▶ [Material provided]
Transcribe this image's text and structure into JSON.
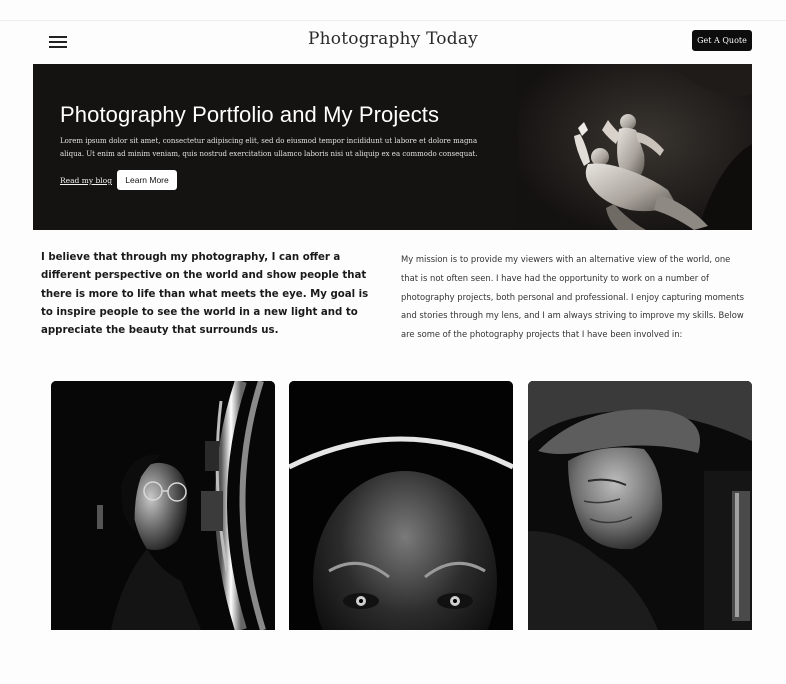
{
  "header": {
    "title": "Photography Today",
    "quote_button": "Get A Quote",
    "menu_icon": "hamburger-menu-icon"
  },
  "hero": {
    "title": "Photography Portfolio and My Projects",
    "text": "Lorem ipsum dolor sit amet, consectetur adipiscing elit, sed do eiusmod tempor incididunt ut labore et dolore magna aliqua. Ut enim ad minim veniam, quis nostrud exercitation ullamco laboris nisi ut aliquip ex ea commodo consequat.",
    "link_label": "Read my blog",
    "button_label": "Learn More",
    "background_color": "#151312"
  },
  "intro": {
    "statement": "I believe that through my photography, I can offer a different perspective on the world and show people that there is more to life than what meets the eye. My goal is to inspire people to see the world in a new light and to appreciate the beauty that surrounds us.",
    "mission": "My mission is to provide my viewers with an alternative view of the world, one that is not often seen. I have had the opportunity to work on a number of photography projects, both personal and professional. I enjoy capturing moments and stories through my lens, and I am always striving to improve my skills. Below are some of the photography projects that I have been involved in:"
  },
  "gallery": {
    "items": [
      {
        "subject": "woman-with-glasses-and-neon-ring-photo"
      },
      {
        "subject": "face-under-ring-light-photo"
      },
      {
        "subject": "elderly-man-in-cap-photo"
      }
    ]
  }
}
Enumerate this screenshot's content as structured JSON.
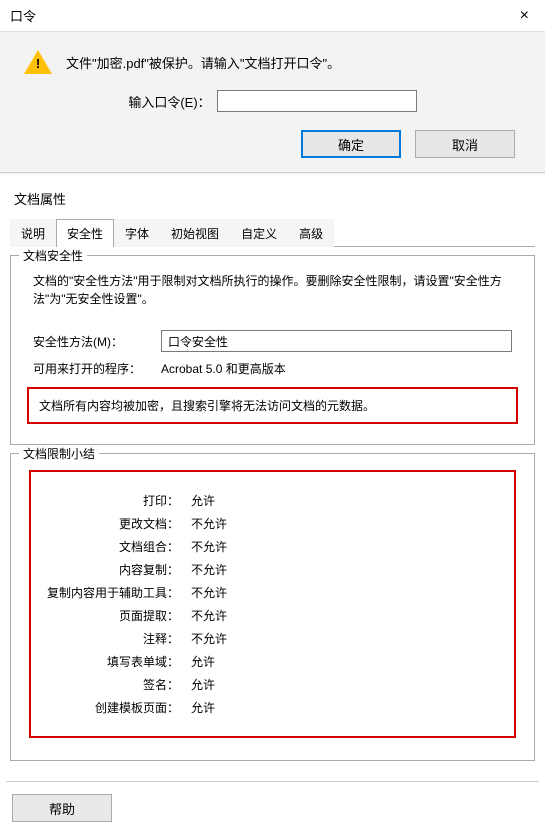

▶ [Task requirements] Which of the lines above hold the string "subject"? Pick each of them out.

▶ [Result of the exercise]
        "subject": "woman-with-glasses-and-neon-ring-photo"
        "subject": "face-under-ring-light-photo"
        "subject": "elderly-man-in-cap-photo"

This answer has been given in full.